- [Task to carry out] Whenever a line in the records below holds the string "username", include it in the count, and state the number alone.

|---|

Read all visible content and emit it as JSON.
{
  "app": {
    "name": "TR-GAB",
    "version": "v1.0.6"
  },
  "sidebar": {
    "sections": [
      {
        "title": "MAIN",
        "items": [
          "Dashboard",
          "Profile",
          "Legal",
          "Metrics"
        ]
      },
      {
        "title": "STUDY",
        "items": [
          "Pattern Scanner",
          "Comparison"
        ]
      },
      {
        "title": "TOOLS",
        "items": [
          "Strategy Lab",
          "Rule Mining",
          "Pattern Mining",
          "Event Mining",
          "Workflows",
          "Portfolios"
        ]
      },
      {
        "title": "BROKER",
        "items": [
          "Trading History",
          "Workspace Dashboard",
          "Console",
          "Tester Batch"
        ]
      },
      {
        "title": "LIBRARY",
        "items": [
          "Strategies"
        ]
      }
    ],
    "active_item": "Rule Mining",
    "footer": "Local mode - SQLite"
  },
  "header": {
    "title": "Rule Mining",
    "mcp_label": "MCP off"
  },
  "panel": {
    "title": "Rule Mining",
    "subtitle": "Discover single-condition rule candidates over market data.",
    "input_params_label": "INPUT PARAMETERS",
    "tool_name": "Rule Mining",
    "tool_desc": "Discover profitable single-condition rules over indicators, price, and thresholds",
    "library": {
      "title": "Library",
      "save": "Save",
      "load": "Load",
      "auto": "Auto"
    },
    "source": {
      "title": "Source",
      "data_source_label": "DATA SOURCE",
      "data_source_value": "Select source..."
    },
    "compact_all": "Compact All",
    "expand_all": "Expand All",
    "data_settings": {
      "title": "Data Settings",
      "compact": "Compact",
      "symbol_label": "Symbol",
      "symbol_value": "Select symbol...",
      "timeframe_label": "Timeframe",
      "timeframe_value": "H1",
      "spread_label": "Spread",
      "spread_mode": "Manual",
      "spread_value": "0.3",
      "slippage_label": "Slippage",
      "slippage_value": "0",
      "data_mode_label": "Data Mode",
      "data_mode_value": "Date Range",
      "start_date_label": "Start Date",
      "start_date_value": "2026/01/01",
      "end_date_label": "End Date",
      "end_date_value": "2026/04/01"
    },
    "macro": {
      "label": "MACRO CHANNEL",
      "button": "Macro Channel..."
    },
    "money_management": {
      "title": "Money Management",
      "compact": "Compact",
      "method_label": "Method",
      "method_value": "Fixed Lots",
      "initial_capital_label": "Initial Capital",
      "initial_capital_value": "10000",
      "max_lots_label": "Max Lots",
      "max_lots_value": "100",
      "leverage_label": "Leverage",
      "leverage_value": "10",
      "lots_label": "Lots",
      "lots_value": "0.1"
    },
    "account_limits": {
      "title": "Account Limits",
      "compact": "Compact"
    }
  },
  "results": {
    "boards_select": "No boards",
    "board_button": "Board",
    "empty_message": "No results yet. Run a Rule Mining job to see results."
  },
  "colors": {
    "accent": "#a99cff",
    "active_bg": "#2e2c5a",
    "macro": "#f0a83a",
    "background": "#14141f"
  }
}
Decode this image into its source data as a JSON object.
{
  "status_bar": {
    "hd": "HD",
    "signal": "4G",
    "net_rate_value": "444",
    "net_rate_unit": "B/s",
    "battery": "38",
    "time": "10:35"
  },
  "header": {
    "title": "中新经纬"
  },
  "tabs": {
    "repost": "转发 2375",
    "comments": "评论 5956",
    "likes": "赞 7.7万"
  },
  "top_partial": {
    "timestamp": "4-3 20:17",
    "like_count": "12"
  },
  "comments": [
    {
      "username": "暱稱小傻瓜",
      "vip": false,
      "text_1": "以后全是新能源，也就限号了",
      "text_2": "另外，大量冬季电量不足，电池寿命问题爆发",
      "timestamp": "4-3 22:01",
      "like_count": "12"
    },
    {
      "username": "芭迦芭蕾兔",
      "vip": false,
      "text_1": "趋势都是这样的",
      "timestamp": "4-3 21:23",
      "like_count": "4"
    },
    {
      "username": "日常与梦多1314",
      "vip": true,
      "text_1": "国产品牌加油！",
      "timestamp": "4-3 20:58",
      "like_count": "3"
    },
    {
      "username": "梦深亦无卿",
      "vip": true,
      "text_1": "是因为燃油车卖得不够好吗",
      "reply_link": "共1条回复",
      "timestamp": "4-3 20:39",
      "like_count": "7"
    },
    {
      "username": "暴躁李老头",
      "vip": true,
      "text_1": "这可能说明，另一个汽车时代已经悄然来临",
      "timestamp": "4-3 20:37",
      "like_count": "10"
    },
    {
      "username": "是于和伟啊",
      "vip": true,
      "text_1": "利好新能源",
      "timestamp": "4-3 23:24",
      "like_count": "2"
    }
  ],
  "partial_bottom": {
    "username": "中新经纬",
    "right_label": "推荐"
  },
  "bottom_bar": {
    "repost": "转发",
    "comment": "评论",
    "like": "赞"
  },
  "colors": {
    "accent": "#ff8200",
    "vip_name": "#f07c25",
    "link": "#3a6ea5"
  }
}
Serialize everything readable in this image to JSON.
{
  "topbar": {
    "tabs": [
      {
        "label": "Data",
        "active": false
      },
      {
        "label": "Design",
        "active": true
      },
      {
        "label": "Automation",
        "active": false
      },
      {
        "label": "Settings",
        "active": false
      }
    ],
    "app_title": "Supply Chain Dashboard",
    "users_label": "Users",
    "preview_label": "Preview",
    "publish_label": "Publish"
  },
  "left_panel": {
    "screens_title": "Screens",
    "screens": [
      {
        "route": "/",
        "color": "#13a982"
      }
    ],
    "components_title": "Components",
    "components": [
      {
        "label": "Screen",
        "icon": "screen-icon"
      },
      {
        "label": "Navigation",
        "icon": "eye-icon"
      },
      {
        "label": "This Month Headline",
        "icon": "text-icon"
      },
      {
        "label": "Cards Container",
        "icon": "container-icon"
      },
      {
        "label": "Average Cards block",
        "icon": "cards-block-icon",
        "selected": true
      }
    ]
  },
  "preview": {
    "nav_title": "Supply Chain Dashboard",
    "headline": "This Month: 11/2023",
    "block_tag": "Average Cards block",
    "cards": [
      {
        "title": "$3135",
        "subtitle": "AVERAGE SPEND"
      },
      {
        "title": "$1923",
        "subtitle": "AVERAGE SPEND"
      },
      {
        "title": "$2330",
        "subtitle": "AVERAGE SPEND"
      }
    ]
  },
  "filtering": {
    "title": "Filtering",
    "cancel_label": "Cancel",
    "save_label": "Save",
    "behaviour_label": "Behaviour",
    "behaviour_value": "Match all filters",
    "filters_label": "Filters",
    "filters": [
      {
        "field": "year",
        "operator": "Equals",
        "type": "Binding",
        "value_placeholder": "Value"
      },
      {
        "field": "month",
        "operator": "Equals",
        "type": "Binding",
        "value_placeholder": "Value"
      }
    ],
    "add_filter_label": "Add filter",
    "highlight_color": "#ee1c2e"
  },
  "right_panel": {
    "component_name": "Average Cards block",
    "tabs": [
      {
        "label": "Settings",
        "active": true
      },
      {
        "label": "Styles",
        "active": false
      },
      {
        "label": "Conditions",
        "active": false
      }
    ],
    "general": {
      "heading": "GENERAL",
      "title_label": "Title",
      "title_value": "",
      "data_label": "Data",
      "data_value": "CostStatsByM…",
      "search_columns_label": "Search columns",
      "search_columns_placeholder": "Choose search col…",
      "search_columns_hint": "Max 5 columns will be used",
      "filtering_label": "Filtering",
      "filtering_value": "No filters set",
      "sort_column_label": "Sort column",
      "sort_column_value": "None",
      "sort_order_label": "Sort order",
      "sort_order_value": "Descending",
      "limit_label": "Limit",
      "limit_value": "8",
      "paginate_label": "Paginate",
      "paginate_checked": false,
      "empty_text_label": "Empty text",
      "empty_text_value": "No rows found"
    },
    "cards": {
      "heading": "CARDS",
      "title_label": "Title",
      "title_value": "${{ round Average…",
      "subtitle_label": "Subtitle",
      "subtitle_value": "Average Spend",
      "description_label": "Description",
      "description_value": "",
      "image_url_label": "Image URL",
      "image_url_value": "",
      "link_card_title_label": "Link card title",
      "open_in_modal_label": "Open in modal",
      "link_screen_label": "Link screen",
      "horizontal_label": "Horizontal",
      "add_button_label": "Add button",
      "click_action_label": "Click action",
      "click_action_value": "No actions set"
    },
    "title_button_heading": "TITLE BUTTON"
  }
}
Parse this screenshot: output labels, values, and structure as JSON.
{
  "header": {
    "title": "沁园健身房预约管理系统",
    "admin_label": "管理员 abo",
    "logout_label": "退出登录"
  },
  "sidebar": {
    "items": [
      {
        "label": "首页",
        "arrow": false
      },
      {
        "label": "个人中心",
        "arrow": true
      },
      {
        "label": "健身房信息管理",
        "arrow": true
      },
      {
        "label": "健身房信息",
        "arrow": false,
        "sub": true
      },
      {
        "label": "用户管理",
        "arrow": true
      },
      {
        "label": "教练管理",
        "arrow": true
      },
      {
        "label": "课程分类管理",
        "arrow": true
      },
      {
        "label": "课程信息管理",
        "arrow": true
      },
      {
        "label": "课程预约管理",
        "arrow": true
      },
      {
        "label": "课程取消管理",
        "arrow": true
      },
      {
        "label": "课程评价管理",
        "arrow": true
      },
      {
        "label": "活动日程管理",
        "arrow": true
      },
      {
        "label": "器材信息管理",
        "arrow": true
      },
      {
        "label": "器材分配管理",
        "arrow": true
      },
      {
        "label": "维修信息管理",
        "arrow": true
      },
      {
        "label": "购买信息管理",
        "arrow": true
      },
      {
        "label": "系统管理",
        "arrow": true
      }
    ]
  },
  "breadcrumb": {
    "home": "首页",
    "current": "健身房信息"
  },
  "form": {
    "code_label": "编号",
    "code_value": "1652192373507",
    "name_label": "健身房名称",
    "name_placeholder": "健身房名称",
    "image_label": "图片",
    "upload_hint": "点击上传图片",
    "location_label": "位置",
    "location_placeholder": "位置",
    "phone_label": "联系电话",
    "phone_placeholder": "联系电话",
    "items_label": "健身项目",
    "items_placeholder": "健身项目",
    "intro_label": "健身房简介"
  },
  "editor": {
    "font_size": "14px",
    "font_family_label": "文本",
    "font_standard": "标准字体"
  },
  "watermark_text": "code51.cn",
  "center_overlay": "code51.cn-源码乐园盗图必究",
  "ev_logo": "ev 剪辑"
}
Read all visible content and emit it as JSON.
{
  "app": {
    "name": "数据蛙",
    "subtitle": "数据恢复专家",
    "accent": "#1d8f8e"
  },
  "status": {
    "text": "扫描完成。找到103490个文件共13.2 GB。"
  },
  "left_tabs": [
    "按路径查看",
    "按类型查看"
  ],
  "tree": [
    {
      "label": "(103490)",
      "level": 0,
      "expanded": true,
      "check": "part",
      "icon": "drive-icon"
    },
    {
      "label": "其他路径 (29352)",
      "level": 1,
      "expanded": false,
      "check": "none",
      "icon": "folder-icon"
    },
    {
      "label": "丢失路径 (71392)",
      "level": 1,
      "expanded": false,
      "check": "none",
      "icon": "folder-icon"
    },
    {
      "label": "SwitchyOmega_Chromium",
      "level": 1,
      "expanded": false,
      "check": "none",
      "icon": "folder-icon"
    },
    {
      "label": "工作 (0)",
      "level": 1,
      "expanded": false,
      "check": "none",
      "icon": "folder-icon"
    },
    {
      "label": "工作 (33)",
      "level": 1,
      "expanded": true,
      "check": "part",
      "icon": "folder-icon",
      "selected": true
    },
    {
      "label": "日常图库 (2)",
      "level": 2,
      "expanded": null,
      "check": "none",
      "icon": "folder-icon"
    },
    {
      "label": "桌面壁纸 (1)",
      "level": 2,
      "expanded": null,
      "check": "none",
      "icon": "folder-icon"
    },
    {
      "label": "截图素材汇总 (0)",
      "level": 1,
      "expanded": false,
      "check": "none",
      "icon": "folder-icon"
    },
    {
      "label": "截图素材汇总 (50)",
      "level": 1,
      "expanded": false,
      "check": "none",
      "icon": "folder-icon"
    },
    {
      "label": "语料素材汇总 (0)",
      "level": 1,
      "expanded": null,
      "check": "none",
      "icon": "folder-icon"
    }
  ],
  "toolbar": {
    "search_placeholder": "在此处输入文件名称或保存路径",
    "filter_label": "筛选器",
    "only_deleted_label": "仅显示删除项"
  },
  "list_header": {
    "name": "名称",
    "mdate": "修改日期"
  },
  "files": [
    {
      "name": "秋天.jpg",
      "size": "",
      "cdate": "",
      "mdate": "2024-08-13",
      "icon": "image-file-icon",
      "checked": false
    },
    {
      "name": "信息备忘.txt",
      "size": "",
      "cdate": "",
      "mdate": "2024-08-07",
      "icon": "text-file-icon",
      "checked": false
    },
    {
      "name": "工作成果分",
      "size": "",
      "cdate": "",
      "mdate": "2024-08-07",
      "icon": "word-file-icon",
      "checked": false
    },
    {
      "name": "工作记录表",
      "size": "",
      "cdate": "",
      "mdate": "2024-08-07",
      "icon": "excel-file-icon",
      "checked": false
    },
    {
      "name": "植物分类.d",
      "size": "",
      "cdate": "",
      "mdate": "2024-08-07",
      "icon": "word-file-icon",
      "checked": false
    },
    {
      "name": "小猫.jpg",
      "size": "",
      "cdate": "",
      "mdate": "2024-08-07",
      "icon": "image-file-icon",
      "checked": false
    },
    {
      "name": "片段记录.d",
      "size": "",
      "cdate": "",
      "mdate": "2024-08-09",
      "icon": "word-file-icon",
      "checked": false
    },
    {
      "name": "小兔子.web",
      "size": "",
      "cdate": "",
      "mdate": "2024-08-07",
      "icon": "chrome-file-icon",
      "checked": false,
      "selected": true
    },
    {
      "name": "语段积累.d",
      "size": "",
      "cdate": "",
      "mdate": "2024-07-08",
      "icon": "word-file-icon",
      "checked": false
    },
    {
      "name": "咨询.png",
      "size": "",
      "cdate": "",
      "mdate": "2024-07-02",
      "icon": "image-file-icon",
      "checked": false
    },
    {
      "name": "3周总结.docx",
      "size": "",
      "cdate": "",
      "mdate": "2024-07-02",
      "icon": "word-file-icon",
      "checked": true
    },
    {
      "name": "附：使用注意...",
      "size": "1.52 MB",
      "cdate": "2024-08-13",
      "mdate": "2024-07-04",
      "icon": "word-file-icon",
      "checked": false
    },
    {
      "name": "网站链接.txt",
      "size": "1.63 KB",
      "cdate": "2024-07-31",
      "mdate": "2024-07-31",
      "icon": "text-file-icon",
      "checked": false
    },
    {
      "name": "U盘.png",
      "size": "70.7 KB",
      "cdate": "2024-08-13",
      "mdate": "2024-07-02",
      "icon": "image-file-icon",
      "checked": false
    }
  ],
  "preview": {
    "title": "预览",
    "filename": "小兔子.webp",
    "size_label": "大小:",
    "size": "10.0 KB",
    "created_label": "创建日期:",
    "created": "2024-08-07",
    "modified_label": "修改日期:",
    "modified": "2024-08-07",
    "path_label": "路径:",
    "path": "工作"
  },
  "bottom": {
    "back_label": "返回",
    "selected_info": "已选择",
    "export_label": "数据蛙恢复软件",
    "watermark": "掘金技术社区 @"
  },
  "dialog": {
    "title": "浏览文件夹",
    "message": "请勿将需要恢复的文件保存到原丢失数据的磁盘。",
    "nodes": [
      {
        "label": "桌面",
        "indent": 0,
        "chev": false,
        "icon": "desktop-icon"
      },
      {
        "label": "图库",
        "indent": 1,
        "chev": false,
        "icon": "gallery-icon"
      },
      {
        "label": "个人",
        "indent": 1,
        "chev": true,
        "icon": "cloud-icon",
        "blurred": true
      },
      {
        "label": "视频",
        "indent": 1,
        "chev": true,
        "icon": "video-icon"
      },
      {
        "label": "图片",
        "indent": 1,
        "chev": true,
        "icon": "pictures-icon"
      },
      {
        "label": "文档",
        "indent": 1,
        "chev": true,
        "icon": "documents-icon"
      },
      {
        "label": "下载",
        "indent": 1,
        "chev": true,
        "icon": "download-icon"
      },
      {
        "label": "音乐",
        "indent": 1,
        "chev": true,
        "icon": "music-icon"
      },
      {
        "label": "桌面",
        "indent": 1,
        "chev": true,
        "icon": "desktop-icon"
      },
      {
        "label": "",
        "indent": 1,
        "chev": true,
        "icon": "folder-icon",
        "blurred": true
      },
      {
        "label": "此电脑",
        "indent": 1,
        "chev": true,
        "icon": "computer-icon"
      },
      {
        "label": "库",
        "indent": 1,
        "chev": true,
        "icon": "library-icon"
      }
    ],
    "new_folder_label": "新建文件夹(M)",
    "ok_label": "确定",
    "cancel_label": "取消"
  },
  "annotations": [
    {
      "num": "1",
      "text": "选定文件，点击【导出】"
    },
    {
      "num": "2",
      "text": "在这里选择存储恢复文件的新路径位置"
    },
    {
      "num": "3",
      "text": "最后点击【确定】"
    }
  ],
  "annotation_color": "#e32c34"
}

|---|

- [Response] 7